Finally, justice in Russia!*
*OBS! Only between 14 June – 15 July for players on the pitch. What did you think?
The choice of Russia as host for the 2018 FIFA World Cup has sparked a widespread debate, not least in light of the country’s abysmal human rights record. That is why ahead of the tournament Civil Rights Defenders decided to team up with the Swedish Football Association to inform the team and its leadership about the situation in the country.
While some advocate boycott we see an event such as this as an opportunity to shed a spotlight on the country’s human rights movement. After more than 30 years working in Russia we know that change is possible if it comes from the inside. We also know that change is dependent on international support. Because in the shadow of Putin’s propaganda machine stand Russian human rights defenders determined to fight for democracy and justice despite repressions they face.
The situation in Russia – an overview
- Since President Vladimir Putin returned to power in 2012, the situation for human rights organisations has deteriorated significantly.
- Several repressive laws have been introduced, among them the “foreign agent” law which labels organisations as spies if they receive foreign funding.
- There is an ongoing, state-sponsored propaganda campaign with a main purpose to smear Russian human rights defenders, journalists and other critical voices.
- Attacks by Internet trolls is part of everyday life for the country’s human rights organisations.

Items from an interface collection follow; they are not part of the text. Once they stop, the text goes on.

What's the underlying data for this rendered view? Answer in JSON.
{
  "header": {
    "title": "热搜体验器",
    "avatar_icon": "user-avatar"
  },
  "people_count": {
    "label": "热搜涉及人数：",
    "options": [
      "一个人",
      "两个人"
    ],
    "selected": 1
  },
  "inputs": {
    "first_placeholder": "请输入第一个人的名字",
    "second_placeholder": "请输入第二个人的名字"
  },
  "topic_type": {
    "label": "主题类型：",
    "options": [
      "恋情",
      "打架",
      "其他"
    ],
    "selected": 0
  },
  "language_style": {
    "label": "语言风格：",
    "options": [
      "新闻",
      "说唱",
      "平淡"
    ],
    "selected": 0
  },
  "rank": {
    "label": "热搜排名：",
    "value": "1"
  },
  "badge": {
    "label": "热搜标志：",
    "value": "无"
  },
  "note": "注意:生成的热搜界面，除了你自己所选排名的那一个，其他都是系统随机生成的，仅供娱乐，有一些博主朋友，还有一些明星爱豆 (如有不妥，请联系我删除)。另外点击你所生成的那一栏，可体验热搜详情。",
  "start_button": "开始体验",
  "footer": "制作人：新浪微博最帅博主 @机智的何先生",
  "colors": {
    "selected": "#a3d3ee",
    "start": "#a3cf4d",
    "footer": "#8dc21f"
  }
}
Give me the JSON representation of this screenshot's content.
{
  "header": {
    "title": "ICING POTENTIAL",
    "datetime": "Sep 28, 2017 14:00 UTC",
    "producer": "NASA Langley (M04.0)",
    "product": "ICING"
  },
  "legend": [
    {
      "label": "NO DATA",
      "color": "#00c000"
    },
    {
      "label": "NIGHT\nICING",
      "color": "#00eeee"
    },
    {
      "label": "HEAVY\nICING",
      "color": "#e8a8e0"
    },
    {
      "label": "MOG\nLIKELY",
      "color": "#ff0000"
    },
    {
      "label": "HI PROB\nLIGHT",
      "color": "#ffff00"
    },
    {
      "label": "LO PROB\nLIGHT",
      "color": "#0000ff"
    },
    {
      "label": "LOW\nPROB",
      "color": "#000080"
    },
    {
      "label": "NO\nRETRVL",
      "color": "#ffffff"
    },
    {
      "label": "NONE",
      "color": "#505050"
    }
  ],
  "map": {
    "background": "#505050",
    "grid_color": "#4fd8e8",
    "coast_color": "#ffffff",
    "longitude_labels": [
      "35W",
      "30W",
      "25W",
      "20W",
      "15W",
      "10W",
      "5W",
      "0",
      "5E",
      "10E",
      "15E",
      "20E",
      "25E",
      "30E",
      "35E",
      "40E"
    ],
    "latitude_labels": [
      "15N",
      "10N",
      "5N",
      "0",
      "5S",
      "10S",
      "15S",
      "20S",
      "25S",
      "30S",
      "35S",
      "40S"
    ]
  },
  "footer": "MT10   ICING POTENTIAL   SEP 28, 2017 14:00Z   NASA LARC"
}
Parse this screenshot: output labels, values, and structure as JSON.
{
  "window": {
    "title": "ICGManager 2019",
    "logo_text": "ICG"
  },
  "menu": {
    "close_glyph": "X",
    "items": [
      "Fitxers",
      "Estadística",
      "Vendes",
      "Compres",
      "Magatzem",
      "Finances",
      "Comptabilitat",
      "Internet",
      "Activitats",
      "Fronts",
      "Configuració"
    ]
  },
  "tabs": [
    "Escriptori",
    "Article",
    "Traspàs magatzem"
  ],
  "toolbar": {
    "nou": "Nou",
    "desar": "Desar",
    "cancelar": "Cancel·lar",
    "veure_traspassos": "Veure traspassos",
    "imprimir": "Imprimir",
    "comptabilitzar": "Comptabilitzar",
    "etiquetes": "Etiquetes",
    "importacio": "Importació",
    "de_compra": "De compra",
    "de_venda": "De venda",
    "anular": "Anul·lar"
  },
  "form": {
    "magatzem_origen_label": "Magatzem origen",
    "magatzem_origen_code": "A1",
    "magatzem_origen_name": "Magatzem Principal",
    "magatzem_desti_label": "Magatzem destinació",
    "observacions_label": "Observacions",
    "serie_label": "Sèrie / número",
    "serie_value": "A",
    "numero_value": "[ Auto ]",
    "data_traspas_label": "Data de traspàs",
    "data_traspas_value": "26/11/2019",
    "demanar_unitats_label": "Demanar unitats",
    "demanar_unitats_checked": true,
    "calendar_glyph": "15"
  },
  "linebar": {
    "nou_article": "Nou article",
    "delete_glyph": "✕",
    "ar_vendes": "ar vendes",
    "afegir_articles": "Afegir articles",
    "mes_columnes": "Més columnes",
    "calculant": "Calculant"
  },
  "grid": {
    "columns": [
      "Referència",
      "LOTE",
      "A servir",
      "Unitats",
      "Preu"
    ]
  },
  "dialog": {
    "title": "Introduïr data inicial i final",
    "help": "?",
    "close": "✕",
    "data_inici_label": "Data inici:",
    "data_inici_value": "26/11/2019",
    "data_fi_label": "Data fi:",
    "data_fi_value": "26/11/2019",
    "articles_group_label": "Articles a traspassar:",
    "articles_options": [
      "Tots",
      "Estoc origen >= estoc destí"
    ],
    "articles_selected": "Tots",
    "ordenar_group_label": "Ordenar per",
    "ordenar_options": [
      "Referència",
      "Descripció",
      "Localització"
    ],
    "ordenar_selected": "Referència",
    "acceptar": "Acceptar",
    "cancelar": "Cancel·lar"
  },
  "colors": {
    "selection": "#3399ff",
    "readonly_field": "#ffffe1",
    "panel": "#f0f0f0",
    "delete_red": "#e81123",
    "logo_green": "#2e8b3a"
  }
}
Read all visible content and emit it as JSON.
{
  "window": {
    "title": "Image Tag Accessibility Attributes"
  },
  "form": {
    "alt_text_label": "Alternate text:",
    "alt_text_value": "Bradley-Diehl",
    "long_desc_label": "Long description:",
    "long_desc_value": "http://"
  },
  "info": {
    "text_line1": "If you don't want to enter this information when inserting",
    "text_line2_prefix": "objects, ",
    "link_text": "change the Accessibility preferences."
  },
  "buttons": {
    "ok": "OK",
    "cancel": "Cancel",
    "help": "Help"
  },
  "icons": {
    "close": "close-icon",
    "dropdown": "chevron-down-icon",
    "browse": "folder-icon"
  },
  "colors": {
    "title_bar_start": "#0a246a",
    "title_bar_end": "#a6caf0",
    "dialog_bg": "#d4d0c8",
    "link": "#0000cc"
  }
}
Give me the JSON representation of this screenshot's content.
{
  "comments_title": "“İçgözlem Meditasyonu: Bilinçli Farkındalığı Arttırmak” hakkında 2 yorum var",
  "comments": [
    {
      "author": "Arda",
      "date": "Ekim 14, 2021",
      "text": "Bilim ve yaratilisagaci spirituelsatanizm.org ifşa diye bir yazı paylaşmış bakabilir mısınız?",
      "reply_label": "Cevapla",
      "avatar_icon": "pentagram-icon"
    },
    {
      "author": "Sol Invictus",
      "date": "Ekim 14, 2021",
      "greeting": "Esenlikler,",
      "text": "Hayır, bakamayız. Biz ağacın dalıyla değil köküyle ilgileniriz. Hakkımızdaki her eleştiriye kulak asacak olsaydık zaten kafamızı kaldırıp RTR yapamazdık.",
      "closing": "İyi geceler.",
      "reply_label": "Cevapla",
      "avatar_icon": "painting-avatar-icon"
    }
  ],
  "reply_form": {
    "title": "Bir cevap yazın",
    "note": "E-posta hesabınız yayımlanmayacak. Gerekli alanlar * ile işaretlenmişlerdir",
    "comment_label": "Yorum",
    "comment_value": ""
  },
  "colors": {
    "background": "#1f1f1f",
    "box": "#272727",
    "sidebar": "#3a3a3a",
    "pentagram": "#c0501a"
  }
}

- Chechnya is the part of Russia where the human rights situation is at its worst. Several of the region’s human rights defenders have either been detained on false charges, faced harassment and violent attacks, or even been murdered as a result of their human rights work.
More information can be found in our latest Russia report.
Oyub Titiyev works for Memorial – the last remaining human rights organisation on the ground in Chechnya. He was arrested in January this year and now risk up to ten years in prison solely because he dared to stand up for everyone’s universal freedoms and rights.
Civil Rights Defenders works continuously for the release of Oyub Titiev. Among other things, we try to encourage FIFA to act in his support during the 2018 World Cup.
On 13 June, several Members of the European Parliament reiterated our demands in an open letter to the president of FIFA. “FIFA and you, Mr Infantino, personally are obliged to make every effort to influence the Russian and Chechen authorities to free Oyub Titiev and thus minimise a scandalous situation when sports is used to hide and legitimise grave human rights violations, such as in the case of today’s Chechnya and Russia,” the letter read.
Your Support Makes a Difference!